Exercise requirements
Write out the full listing again, exactly as it stands.

==== The records ====

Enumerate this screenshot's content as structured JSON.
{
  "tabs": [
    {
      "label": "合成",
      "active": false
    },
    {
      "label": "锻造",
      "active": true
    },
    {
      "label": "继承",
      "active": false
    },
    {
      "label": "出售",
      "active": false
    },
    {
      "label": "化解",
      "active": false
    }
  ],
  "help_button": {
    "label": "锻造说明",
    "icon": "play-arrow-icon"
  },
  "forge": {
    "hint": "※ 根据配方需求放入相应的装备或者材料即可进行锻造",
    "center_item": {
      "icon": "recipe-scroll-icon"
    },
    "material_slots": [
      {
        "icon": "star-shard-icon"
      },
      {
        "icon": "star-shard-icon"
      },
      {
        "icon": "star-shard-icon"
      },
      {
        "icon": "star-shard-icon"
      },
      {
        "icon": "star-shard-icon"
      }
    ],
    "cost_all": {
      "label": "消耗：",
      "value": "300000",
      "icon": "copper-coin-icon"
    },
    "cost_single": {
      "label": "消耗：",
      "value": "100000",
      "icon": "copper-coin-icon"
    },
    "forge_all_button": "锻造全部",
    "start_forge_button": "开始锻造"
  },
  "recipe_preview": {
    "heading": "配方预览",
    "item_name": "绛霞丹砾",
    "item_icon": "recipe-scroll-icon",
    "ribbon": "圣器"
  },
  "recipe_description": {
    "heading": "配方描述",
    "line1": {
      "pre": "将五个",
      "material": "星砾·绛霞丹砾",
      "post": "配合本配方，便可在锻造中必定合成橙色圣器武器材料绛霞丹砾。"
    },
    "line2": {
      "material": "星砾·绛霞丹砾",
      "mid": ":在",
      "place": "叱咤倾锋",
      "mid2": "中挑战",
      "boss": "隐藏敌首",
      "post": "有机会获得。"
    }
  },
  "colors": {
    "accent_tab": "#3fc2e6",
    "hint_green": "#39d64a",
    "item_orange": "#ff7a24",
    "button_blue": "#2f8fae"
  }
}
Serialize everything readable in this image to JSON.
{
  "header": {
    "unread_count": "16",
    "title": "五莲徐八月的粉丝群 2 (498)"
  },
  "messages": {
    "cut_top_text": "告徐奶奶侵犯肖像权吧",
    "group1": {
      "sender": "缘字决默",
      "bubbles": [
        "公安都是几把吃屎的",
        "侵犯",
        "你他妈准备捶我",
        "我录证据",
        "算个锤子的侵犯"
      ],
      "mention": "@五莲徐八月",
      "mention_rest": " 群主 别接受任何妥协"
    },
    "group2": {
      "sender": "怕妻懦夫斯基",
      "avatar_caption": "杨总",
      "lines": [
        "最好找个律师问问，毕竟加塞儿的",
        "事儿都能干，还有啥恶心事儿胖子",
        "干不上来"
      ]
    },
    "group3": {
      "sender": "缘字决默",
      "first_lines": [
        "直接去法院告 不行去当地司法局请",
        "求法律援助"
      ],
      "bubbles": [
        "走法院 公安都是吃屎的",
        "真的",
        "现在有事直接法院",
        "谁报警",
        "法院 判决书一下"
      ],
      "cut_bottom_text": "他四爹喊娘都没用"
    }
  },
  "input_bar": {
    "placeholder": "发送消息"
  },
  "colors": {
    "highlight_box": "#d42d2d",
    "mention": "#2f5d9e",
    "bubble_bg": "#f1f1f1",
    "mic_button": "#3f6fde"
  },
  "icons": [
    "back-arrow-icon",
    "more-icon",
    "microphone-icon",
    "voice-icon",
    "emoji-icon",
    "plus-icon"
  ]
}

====

Task response
Enumerate this screenshot's content as structured JSON.
{
  "tabs": [
    {
      "label": "合成",
      "active": false
    },
    {
      "label": "锻造",
      "active": true
    },
    {
      "label": "继承",
      "active": false
    },
    {
      "label": "出售",
      "active": false
    },
    {
      "label": "化解",
      "active": false
    }
  ],
  "help_button": {
    "label": "锻造说明",
    "icon": "play-arrow-icon"
  },
  "forge": {
    "hint": "※ 根据配方需求放入相应的装备或者材料即可进行锻造",
    "center_item": {
      "icon": "recipe-scroll-icon"
    },
    "material_slots": [
      {
        "icon": "star-shard-icon"
      },
      {
        "icon": "star-shard-icon"
      },
      {
        "icon": "star-shard-icon"
      },
      {
        "icon": "star-shard-icon"
      },
      {
        "icon": "star-shard-icon"
      }
    ],
    "cost_all": {
      "label": "消耗：",
      "value": "300000",
      "icon": "copper-coin-icon"
    },
    "cost_single": {
      "label": "消耗：",
      "value": "100000",
      "icon": "copper-coin-icon"
    },
    "forge_all_button": "锻造全部",
    "start_forge_button": "开始锻造"
  },
  "recipe_preview": {
    "heading": "配方预览",
    "item_name": "绛霞丹砾",
    "item_icon": "recipe-scroll-icon",
    "ribbon": "圣器"
  },
  "recipe_description": {
    "heading": "配方描述",
    "line1": {
      "pre": "将五个",
      "material": "星砾·绛霞丹砾",
      "post": "配合本配方，便可在锻造中必定合成橙色圣器武器材料绛霞丹砾。"
    },
    "line2": {
      "material": "星砾·绛霞丹砾",
      "mid": ":在",
      "place": "叱咤倾锋",
      "mid2": "中挑战",
      "boss": "隐藏敌首",
      "post": "有机会获得。"
    }
  },
  "colors": {
    "accent_tab": "#3fc2e6",
    "hint_green": "#39d64a",
    "item_orange": "#ff7a24",
    "button_blue": "#2f8fae"
  }
}
Serialize everything readable in this image to JSON.
{
  "header": {
    "unread_count": "16",
    "title": "五莲徐八月的粉丝群 2 (498)"
  },
  "messages": {
    "cut_top_text": "告徐奶奶侵犯肖像权吧",
    "group1": {
      "sender": "缘字决默",
      "bubbles": [
        "公安都是几把吃屎的",
        "侵犯",
        "你他妈准备捶我",
        "我录证据",
        "算个锤子的侵犯"
      ],
      "mention": "@五莲徐八月",
      "mention_rest": " 群主 别接受任何妥协"
    },
    "group2": {
      "sender": "怕妻懦夫斯基",
      "avatar_caption": "杨总",
      "lines": [
        "最好找个律师问问，毕竟加塞儿的",
        "事儿都能干，还有啥恶心事儿胖子",
        "干不上来"
      ]
    },
    "group3": {
      "sender": "缘字决默",
      "first_lines": [
        "直接去法院告 不行去当地司法局请",
        "求法律援助"
      ],
      "bubbles": [
        "走法院 公安都是吃屎的",
        "真的",
        "现在有事直接法院",
        "谁报警",
        "法院 判决书一下"
      ],
      "cut_bottom_text": "他四爹喊娘都没用"
    }
  },
  "input_bar": {
    "placeholder": "发送消息"
  },
  "colors": {
    "highlight_box": "#d42d2d",
    "mention": "#2f5d9e",
    "bubble_bg": "#f1f1f1",
    "mic_button": "#3f6fde"
  },
  "icons": [
    "back-arrow-icon",
    "more-icon",
    "microphone-icon",
    "voice-icon",
    "emoji-icon",
    "plus-icon"
  ]
}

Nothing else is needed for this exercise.